PROBLEM DETAILS: The answer must consist of the records, repeated exactly.

[Data excerpts]
________
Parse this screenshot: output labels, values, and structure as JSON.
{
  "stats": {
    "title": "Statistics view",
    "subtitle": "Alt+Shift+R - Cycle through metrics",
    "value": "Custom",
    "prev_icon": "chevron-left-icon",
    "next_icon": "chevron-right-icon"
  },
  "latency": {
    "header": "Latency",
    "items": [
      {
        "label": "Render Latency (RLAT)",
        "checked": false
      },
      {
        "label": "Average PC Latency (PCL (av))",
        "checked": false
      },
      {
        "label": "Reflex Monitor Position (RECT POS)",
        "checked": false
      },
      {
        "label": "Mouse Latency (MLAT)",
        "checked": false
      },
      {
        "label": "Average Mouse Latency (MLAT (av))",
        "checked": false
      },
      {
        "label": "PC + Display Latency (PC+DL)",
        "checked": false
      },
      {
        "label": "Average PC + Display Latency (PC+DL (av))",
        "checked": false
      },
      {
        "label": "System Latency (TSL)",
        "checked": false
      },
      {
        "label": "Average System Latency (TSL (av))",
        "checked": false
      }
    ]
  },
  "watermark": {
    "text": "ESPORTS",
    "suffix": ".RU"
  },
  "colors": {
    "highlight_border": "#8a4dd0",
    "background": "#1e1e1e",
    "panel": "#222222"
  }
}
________
RESULT BELOW:
Parse this screenshot: output labels, values, and structure as JSON.
{
  "stats": {
    "title": "Statistics view",
    "subtitle": "Alt+Shift+R - Cycle through metrics",
    "value": "Custom",
    "prev_icon": "chevron-left-icon",
    "next_icon": "chevron-right-icon"
  },
  "latency": {
    "header": "Latency",
    "items": [
      {
        "label": "Render Latency (RLAT)",
        "checked": false
      },
      {
        "label": "Average PC Latency (PCL (av))",
        "checked": false
      },
      {
        "label": "Reflex Monitor Position (RECT POS)",
        "checked": false
      },
      {
        "label": "Mouse Latency (MLAT)",
        "checked": false
      },
      {
        "label": "Average Mouse Latency (MLAT (av))",
        "checked": false
      },
      {
        "label": "PC + Display Latency (PC+DL)",
        "checked": false
      },
      {
        "label": "Average PC + Display Latency (PC+DL (av))",
        "checked": false
      },
      {
        "label": "System Latency (TSL)",
        "checked": false
      },
      {
        "label": "Average System Latency (TSL (av))",
        "checked": false
      }
    ]
  },
  "watermark": {
    "text": "ESPORTS",
    "suffix": ".RU"
  },
  "colors": {
    "highlight_border": "#8a4dd0",
    "background": "#1e1e1e",
    "panel": "#222222"
  }
}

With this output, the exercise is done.